Thursday, September 25th, 2014

The Morris County Freeholders recognized the historic preservation efforts of the Trustees of the Ralston Cider Mill and the Township of Mendham prior to their regular freeholder meeting in Mendham Township on Sept. 22.

The freeholders presented a bronze plaque to Raymond Nadaskay, a trustee of theFreeholders Recognize Ralston Cider Mill Preservation Efforts Ralston Cider Mill, and to township Mayor Maribeth Thomas for the work the community has done and its partnership with the county to preserve the Cider Mill.

Freeholder Director Thomas Mastrangelo said since 2003, the county has assisted in those preservation efforts through freeholder approval of more than $766,000 in grants from the Morris County Preservation Trust.

The funds have enabled the township and cider mill trustees to successfully restore the building to an operating cider mill museum; complete a Preservation Plan; stabilize the structure; restore the exterior, the mill equipment and metal shed; and install a fire suppression system.

Ray Chang, director of the historic preservation portion of the Preservation Trust, said the stone mill was constructed as a gristmill around 1850, and was modified in 1908 to make apple cider, apple jack and peach brandy. A hidden still in the mill allowed the production of applejack even through prohibition.

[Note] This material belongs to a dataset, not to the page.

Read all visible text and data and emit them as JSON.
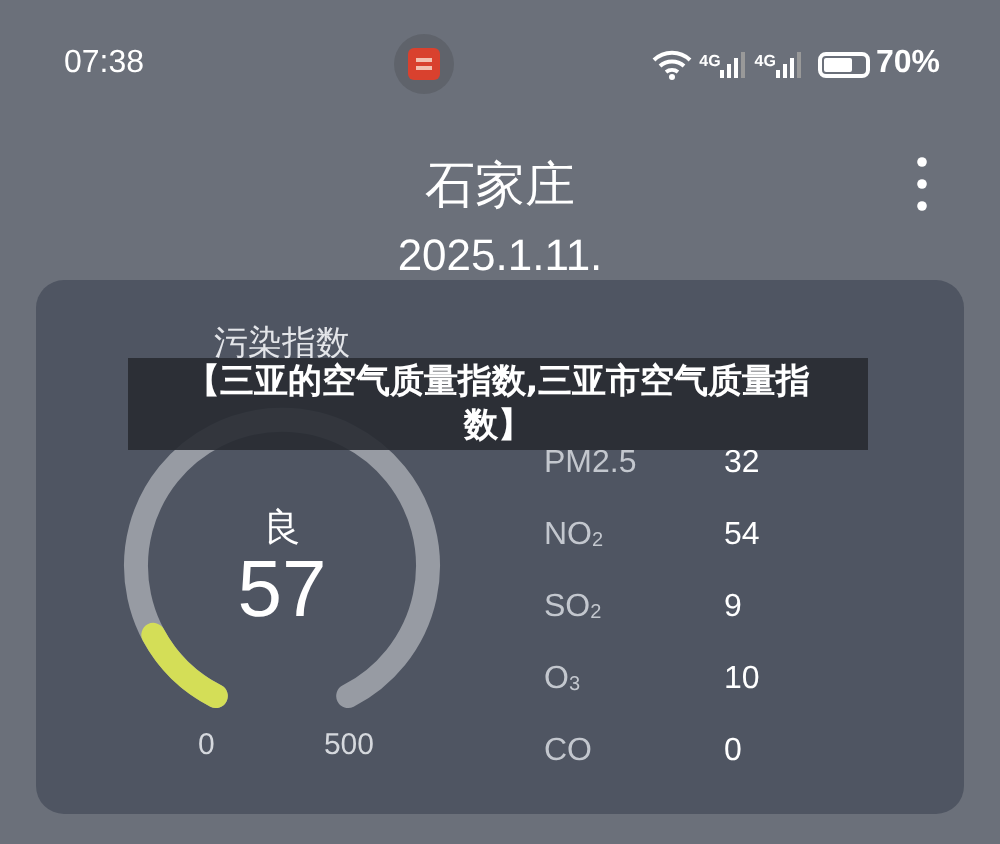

The Ralston Cider Mill is listed on the New Jersey and National Register of Historic Places and is a contributing resource within the Ralston Historic District.